Maxine, of course, was eminently trustworthy. She described her friends, the stars, the businessmen and the socialites, the way they wanted to be described: as nice people who celebrated birthdays and weddings, reaped the rewards of hard work, and threw themselves into charitable work. Her column was called "Big City Beat," but it oozed small-town happy talk, the sweet, intimate dullness of an alumni newsletter or church bulletin: "Clear Lake doctor set to retire Friday," one headline read. "Hotel executive is upwardly mobile," said another. "Couples celebrate birthdays, anniversaries."
The interesting thing is that in person, Maxine wasn't the small-town, happy-talk type. She loved glittering gowns. She knew how to have a good time. And she cussed like a sailor, even around her grandchildren.
At the memorial service, Mitzi Gaynor recalled meeting Maxine for the first time. Gaynor, star of such '50s movies as Anything Goes and South Pacific, toured with a song-and-dance act, and was planning to open a new show in Houston.
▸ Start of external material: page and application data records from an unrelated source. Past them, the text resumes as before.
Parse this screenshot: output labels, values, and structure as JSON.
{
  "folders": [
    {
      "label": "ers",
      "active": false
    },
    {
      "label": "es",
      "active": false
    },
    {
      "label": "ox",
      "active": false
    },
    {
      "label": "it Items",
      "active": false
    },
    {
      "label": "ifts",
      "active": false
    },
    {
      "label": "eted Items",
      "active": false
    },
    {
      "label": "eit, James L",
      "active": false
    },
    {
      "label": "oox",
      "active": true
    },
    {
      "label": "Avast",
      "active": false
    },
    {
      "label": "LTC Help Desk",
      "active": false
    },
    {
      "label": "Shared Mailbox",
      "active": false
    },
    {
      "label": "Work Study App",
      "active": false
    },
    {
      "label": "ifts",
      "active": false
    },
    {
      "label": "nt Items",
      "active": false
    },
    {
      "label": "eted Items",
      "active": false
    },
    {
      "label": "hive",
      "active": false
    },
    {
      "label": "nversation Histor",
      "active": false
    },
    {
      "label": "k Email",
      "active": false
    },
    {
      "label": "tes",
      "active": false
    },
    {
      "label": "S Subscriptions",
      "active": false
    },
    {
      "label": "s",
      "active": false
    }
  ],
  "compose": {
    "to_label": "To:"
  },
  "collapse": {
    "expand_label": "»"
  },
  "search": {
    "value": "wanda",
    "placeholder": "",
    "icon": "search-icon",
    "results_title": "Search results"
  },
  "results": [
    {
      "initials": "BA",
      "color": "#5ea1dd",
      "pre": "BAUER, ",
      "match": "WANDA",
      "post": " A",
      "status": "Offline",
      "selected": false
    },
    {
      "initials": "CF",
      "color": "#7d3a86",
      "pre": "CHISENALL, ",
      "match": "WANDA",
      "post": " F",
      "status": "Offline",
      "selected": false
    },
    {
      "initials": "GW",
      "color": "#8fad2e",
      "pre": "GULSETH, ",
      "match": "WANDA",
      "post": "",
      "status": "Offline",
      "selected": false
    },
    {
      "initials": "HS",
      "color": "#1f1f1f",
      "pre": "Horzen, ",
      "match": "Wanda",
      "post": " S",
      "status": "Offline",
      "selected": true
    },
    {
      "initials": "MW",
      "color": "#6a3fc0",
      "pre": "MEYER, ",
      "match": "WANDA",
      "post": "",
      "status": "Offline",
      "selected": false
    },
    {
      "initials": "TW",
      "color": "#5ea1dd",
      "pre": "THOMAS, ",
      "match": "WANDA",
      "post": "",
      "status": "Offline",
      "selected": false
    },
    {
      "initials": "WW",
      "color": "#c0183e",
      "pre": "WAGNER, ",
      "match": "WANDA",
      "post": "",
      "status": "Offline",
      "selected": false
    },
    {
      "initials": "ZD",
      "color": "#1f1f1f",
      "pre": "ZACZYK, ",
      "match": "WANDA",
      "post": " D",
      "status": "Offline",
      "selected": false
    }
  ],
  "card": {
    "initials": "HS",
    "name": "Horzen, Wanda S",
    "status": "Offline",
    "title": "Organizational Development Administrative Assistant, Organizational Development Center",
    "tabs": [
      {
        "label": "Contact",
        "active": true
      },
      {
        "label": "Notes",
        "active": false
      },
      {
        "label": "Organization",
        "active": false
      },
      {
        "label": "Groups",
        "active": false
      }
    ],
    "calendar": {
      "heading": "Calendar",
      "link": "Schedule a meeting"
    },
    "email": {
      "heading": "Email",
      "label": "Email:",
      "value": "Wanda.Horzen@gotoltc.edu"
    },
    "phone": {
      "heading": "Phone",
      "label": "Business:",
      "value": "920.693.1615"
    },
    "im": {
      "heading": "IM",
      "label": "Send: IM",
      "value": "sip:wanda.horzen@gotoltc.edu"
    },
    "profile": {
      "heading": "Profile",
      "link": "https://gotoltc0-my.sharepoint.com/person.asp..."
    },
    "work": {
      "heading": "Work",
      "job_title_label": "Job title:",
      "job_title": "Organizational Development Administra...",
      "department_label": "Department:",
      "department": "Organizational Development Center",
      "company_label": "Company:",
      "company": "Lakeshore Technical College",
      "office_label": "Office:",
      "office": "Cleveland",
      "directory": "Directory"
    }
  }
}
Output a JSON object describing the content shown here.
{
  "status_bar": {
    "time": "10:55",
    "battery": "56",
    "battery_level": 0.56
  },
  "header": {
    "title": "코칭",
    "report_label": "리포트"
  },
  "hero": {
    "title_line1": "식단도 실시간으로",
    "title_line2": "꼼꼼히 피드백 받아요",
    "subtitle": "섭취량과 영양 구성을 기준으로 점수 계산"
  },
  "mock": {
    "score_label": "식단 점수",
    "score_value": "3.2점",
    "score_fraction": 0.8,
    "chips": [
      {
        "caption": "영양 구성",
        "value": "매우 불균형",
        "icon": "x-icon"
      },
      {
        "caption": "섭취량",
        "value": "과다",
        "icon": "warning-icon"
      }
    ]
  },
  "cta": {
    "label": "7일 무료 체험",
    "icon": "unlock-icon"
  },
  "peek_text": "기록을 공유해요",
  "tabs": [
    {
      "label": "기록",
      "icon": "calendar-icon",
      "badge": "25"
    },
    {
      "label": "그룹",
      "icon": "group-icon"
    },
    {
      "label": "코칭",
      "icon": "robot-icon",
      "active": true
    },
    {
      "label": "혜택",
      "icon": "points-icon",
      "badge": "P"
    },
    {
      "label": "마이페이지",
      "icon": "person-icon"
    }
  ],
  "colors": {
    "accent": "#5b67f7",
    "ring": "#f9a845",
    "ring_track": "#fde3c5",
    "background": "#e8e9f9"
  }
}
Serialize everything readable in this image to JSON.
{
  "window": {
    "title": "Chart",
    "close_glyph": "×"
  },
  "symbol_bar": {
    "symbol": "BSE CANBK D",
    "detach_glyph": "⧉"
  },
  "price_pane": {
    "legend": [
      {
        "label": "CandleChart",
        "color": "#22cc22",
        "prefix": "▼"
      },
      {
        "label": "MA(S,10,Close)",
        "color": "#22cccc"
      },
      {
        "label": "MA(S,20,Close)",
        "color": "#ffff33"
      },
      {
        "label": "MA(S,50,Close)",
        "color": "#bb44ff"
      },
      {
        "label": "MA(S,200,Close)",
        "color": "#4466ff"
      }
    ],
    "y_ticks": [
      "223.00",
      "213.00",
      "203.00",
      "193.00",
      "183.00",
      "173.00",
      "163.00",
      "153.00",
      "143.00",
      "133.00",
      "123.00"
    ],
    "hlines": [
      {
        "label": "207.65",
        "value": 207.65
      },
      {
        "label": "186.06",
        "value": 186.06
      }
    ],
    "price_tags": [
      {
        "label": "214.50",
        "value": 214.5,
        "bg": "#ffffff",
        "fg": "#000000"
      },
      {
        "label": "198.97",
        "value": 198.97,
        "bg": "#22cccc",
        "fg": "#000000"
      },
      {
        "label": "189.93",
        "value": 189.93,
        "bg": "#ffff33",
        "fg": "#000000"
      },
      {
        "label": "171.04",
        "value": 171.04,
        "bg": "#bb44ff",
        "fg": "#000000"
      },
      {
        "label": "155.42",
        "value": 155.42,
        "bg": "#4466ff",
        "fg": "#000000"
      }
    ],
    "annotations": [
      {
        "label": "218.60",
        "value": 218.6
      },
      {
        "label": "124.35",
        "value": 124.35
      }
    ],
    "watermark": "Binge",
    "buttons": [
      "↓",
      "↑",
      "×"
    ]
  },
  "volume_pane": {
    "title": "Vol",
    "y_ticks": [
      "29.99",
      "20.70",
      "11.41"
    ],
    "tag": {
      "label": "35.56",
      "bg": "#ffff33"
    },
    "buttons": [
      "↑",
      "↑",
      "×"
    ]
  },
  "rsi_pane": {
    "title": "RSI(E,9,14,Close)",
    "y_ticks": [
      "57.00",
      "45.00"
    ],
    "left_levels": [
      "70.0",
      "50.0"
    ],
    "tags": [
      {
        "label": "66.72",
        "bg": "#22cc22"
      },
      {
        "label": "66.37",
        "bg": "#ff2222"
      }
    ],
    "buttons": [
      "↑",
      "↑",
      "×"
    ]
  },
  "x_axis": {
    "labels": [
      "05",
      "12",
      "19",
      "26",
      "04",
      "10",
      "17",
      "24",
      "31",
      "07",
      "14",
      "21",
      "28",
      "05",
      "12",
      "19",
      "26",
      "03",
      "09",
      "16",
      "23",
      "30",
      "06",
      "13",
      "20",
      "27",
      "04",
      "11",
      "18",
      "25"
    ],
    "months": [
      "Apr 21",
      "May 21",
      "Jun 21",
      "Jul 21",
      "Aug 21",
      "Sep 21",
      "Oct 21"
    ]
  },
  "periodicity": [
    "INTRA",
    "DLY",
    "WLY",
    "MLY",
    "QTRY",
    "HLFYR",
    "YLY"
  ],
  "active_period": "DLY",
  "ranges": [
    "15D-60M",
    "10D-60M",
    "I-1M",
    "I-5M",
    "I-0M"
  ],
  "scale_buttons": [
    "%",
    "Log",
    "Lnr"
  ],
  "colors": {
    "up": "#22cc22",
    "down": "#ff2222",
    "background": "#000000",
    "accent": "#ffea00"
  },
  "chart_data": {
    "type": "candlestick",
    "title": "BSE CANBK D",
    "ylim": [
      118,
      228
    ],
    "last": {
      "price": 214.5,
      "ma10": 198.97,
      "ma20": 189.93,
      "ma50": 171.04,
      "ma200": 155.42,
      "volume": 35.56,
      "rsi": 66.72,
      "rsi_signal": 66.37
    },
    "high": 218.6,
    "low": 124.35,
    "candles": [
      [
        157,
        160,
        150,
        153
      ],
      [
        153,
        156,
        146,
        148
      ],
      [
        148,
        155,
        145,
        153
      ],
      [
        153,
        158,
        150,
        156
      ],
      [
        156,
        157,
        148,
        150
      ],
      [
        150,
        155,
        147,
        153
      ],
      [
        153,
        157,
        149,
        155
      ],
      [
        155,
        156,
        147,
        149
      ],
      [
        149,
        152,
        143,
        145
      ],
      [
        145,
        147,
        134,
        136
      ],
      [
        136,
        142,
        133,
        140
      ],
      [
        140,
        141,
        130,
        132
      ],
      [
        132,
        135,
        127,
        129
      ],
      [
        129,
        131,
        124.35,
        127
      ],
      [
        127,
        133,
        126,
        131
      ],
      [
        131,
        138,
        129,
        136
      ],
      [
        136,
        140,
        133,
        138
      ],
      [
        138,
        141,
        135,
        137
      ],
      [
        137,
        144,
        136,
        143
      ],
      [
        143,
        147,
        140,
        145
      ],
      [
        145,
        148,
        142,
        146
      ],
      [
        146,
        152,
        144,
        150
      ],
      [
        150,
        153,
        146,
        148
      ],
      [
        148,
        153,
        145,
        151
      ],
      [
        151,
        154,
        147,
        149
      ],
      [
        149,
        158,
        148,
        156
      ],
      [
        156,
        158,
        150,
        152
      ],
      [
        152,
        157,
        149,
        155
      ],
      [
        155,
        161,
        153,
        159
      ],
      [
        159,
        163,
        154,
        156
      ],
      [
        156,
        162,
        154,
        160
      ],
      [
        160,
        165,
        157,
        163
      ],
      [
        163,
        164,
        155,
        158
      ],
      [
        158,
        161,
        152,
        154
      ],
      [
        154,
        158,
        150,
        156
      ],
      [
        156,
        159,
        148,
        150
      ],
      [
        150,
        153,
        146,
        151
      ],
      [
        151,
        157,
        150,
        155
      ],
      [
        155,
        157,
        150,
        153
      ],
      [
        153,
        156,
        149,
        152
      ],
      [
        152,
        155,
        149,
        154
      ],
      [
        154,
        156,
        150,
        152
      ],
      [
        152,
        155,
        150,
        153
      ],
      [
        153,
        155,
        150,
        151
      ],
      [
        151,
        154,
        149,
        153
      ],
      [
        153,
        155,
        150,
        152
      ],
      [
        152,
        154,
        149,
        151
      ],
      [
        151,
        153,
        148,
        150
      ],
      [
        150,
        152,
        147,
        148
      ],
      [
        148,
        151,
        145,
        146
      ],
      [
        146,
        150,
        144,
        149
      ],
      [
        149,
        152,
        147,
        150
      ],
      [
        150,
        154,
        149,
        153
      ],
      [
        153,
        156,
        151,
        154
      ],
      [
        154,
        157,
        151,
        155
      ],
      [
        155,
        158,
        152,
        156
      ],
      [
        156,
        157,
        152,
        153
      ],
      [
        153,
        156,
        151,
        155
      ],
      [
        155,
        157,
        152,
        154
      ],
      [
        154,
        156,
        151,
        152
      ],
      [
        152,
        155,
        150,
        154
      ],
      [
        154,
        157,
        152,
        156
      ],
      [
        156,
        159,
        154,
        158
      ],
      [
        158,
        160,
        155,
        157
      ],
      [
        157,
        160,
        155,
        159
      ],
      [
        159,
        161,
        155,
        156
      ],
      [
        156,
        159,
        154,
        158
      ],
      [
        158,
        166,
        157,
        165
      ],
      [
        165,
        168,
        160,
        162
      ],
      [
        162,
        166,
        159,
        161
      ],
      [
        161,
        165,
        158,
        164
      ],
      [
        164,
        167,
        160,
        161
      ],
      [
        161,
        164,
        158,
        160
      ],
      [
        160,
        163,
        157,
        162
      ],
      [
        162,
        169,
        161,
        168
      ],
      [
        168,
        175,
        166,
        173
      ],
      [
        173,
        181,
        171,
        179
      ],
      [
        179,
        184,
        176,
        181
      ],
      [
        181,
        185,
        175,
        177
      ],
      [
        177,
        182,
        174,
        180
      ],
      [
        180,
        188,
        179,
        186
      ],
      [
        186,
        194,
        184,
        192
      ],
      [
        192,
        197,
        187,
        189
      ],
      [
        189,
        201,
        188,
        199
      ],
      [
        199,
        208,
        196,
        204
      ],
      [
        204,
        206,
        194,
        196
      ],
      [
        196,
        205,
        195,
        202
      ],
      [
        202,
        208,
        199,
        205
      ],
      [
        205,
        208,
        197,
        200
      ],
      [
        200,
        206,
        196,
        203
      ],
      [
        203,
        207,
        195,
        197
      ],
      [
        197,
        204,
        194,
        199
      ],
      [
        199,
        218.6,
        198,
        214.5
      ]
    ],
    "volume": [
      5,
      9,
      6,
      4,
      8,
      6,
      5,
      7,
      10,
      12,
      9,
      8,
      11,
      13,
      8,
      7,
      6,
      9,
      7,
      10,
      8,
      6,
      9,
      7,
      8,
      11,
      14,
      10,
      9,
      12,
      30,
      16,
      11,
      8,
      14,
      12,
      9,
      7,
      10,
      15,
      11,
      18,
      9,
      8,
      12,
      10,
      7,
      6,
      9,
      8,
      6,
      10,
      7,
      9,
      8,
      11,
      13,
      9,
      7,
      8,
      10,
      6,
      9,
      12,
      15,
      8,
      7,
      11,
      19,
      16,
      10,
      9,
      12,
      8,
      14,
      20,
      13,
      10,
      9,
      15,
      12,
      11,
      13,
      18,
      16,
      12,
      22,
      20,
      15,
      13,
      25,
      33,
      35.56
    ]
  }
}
At the airport, a long black car pulled up. The door opened, and Gaynor saw acres of legs and sleek blond hair.
"Mitzi," Maxine said, in her Tallulah Bankhead rasp, "get your ass in this car."
The soft thud of name-dropping:Maxine remained loyal to her celebrity friends long after other journalists had abandoned them. Never mind Johnny-come-latelies like Jennifer Lopez or Destiny's Child; Maxine breathlessly informed us of the events in the lives of real stars. Carol Channing was penning her memoirs! Ann-Margretwas recuperating from a motorcycle crash! Rich Little was slated to headline the Celebrity Paws Gala! Tony Randall toured the Museum of Fine Arts!
The buzz in L.A., Maxine reported in '96, "is that Jolie Gabor, mom of Zsa Zsa, Magda and the late Eva Gabor, will be 100 years old on her next birthday." And for what it's worth, Maxine added, Zsa Zsa was looking thinner and very well.
Most touching was Maxine's devotion to Lorna Luft, Judy Garland's other daughter, the one who's not Liza Minnelli, the one who stayed faithfully in touch with Maxine, the one who asked the columnist to serve as godmother to her son Jesse. Maxine never missed a chance to praise Lorna, to report whenever she landed a gig -- never mind that those gigs were nowhere near Houston, or that Luft was hardly a household name.